The consequences of online bullying extend beyond the immediate academic setting, influencing the long-term trajectories. Research has indicated that if individuals in high school have been cyberbullies or cyber-victims, they tend to fall into the same categories when they start to attend higher education or become employed. Apart from cyberbullying continuing after the school years, individuals who had past cyberbullying experiences also reported bigger number of anxieties and lower level of self-esteem and trust and, consequentially, bigger protectiveness over the information they share online, longer periods of time before they establish a new friendship or romantic relationship, and general commitment issues. Other studies also report bigger likelihood of medication use, as well as suicidal thoughts and commitment of suicide.

A Call to Action
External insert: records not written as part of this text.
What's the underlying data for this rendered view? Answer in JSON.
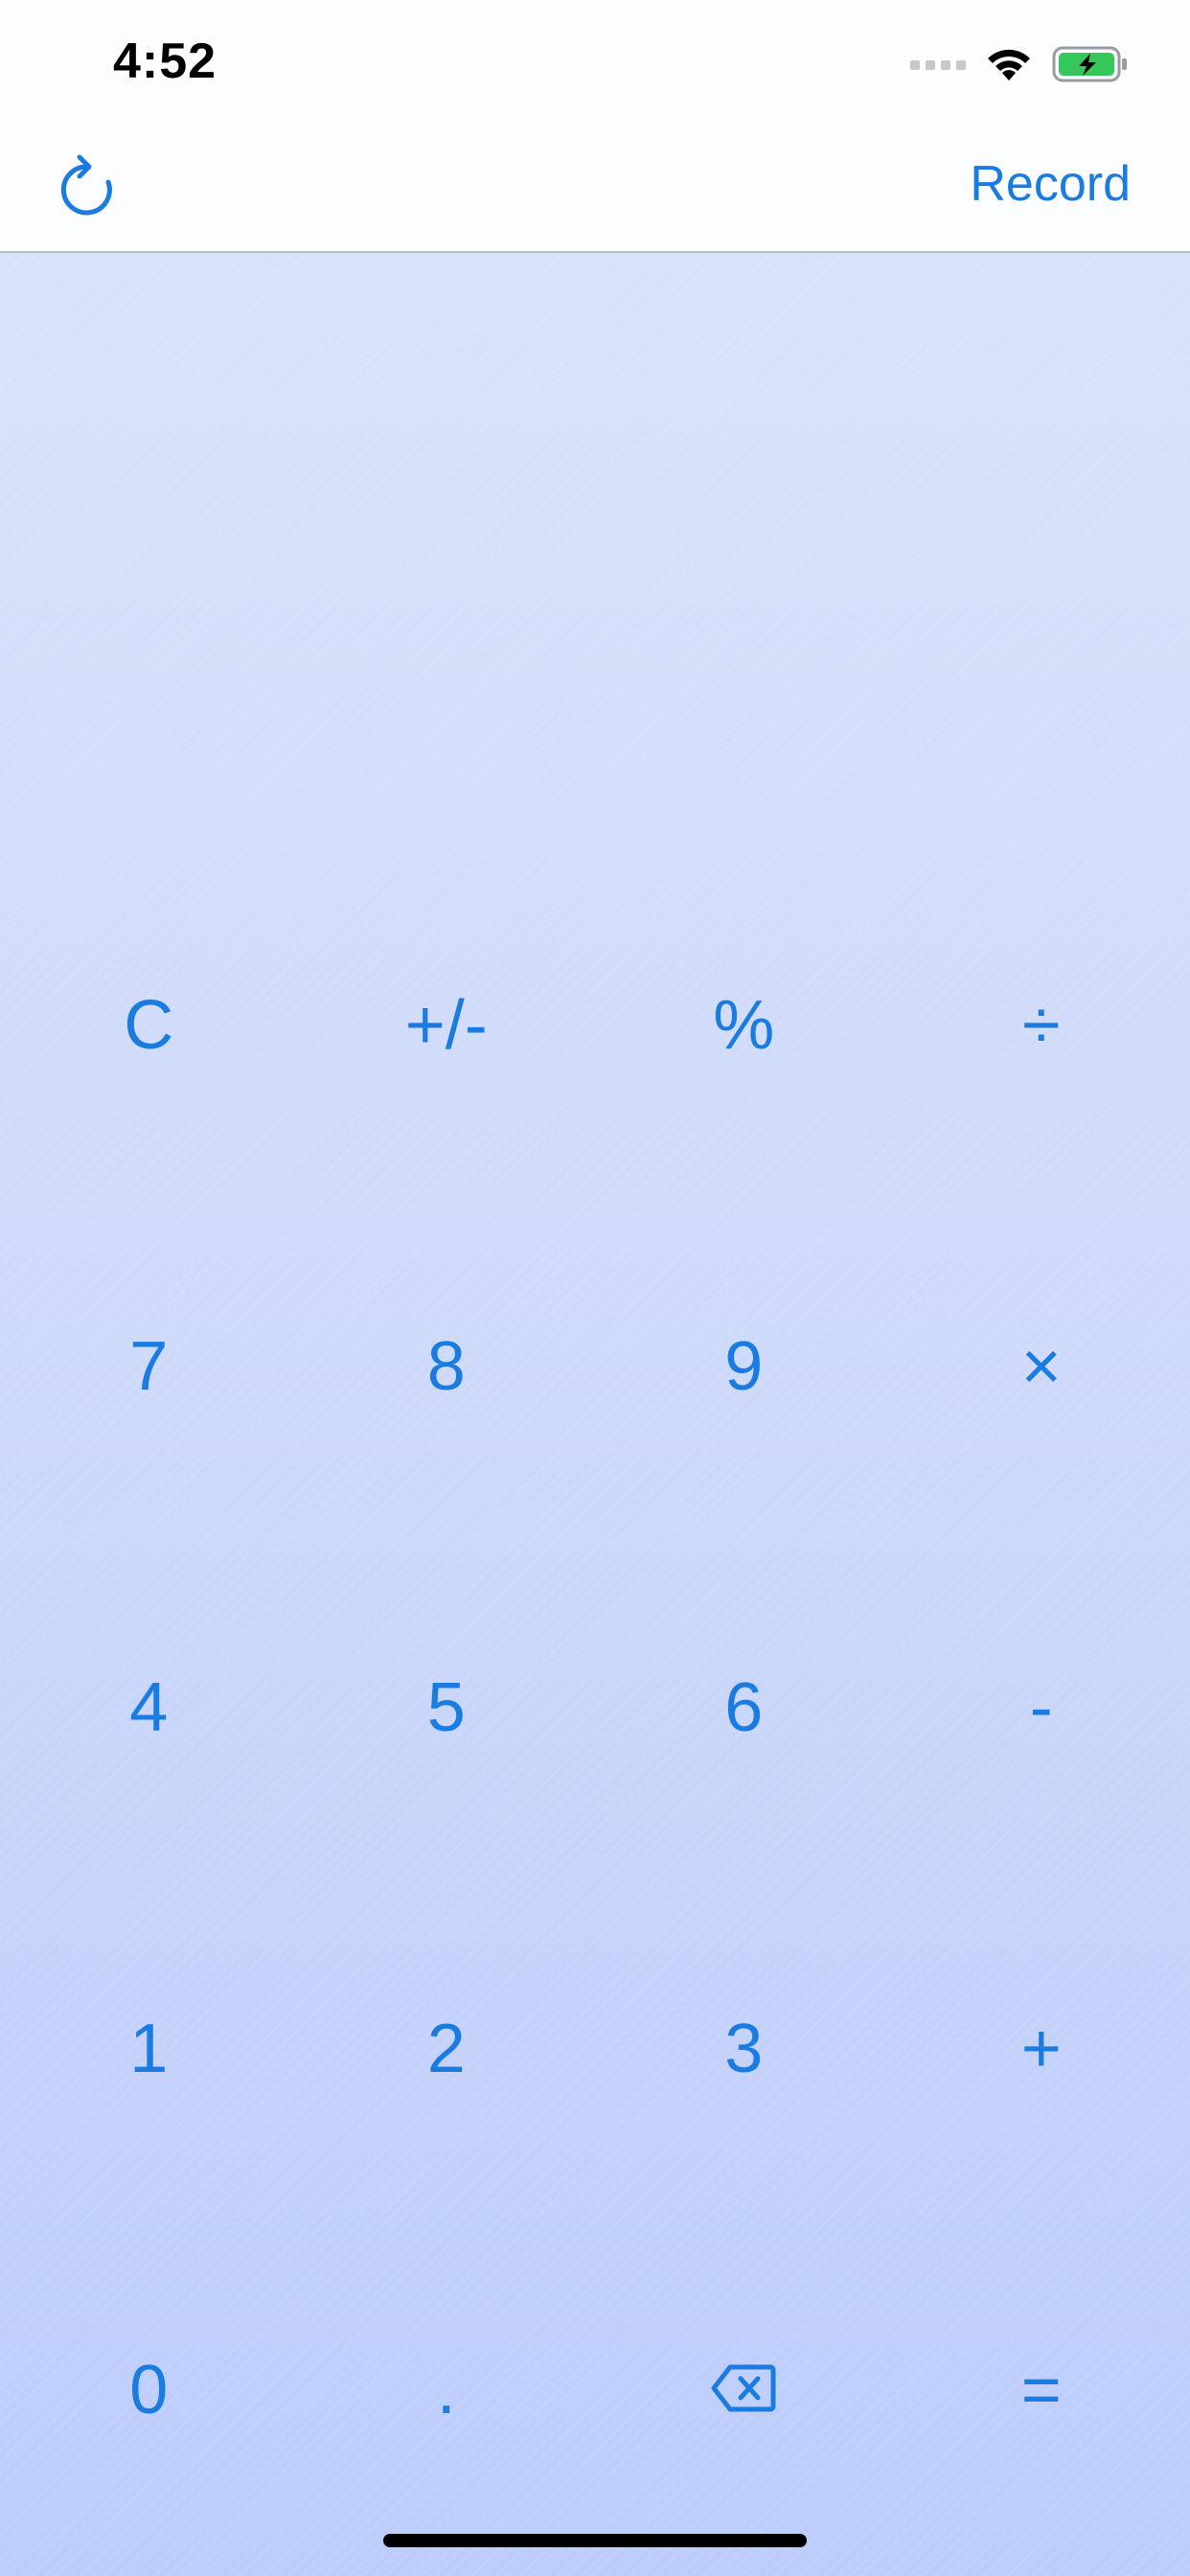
{
  "status_bar": {
    "time": "4:52",
    "icons": [
      "signal-dots-icon",
      "wifi-icon",
      "battery-charging-icon"
    ],
    "battery_color": "#34c759"
  },
  "nav": {
    "refresh_icon": "refresh-icon",
    "record_label": "Record"
  },
  "display": {
    "value": ""
  },
  "keypad": {
    "rows": [
      [
        {
          "name": "clear-key",
          "label": "C"
        },
        {
          "name": "sign-toggle-key",
          "label": "+/-"
        },
        {
          "name": "percent-key",
          "label": "%"
        },
        {
          "name": "divide-key",
          "label": "÷"
        }
      ],
      [
        {
          "name": "digit-7-key",
          "label": "7"
        },
        {
          "name": "digit-8-key",
          "label": "8"
        },
        {
          "name": "digit-9-key",
          "label": "9"
        },
        {
          "name": "multiply-key",
          "label": "×"
        }
      ],
      [
        {
          "name": "digit-4-key",
          "label": "4"
        },
        {
          "name": "digit-5-key",
          "label": "5"
        },
        {
          "name": "digit-6-key",
          "label": "6"
        },
        {
          "name": "subtract-key",
          "label": "-"
        }
      ],
      [
        {
          "name": "digit-1-key",
          "label": "1"
        },
        {
          "name": "digit-2-key",
          "label": "2"
        },
        {
          "name": "digit-3-key",
          "label": "3"
        },
        {
          "name": "add-key",
          "label": "+"
        }
      ],
      [
        {
          "name": "digit-0-key",
          "label": "0"
        },
        {
          "name": "decimal-key",
          "label": "."
        },
        {
          "name": "backspace-key",
          "label": "",
          "icon": "backspace-icon"
        },
        {
          "name": "equals-key",
          "label": "="
        }
      ]
    ]
  },
  "colors": {
    "accent": "#1a7be0",
    "background_top": "#d8e2fb",
    "background_bottom": "#bccdfb"
  }
}
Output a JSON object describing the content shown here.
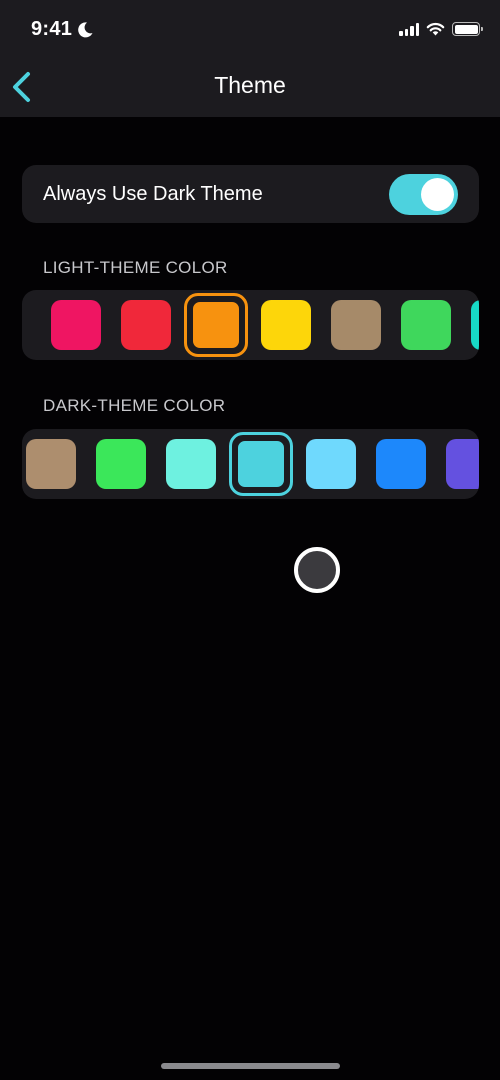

The risks of online bullying in digital education are multifaceted and demand urgent attention. As digital learning environments become increasingly integral to education, the responsibility to create safe and nurturing spaces falls squarely on the shoulders of educators, administrators, and policymakers. The research outlined in this commentary underscores the gravity of the issue and the imperative to address online bullying comprehensively.

[1] Carol M. Walker, Beth Rajan Sockman and Steven Koehn, 2011. An exploratory study of cyberbullying with undergraduate university students.

[2] Hinduja, S., & Patchin, J. W. (2015). Bullying beyond the schoolyard: Preventing and responding to cyberbullying (2nd ed.). Thousand Oaks, CA: Sage.

[3] Hutson, E., Kelly, S. and Militello, L.K., 2018. Systematic review of cyberbullying interventions for youth and parents with implications for evidence‐based practice. Worldviews on evidence‐based nursing, 15(1), pp.72-79.

[4] Arseneault, L., 2017. The long‐term impact of bullying
victimization on mental health. World psychiatry, 16(1), p.27.; Wang, J., Nansel, T.R. and Iannotti, R.J., 2011. Cyber and traditional bullying: Differential association with depression. Journal of adolescent health, 48(4), pp.415-417.

[5] Hutson, E., Kelly, S. and Militello, L.K., 2018. Systematic review of cyberbullying interventions for youth and parents with implications for evidence‐based practice. Worldviews on evidence‐based nursing, 15(1), pp.72-79.

[6] Pabian, S. and Vandebosch, H., 2016. An investigation of short-term longitudinal associations between social anxiety and victimization and perpetration of traditional bullying and cyberbullying. Journal of youth and adolescence, 45, pp.328-339.

[7] Alotaibi, N.B. (2019). ‘Cyber bullying and the expected consequences on the students’ academic achievement’, IEEE access, 7, pp.153417-153431.

[8] Aparisi, D., Delgado, B., Bo, R.M. and Martínez-Monteagudo, M.C. (2021). ‘Relationship between cyberbullying, motivation and learning strategies, academic performance, and the ability to adapt to university’, International journal of environmental research and public health, 18(20), p.10646.

[9] Hutson, E., Kelly, S. and Militello, L.K. (2018). ‘Systematic review of cyberbullying interventions for youth and parents with implications for evidence‐based practice’, Worldviews on evidence‐based nursing, 15(1), pp. 72-79.

[10] Pabian, S. and Vandebosch, H. (2016). ‘An investigation of short-term longitudinal associations between social anxiety and victimization and perpetration of traditional bullying and cyberbullying’, Journal of youth and adolescence, 45, pp. 328-339.

[11] Hutson, E., Kelly, S. and Militello, L.K., (2018). ‘Systematic review of cyberbullying interventions for youth and parents with implications for evidence‐based practice’, Worldviews on evidence‐based nursing, 15(1), pp.72-79.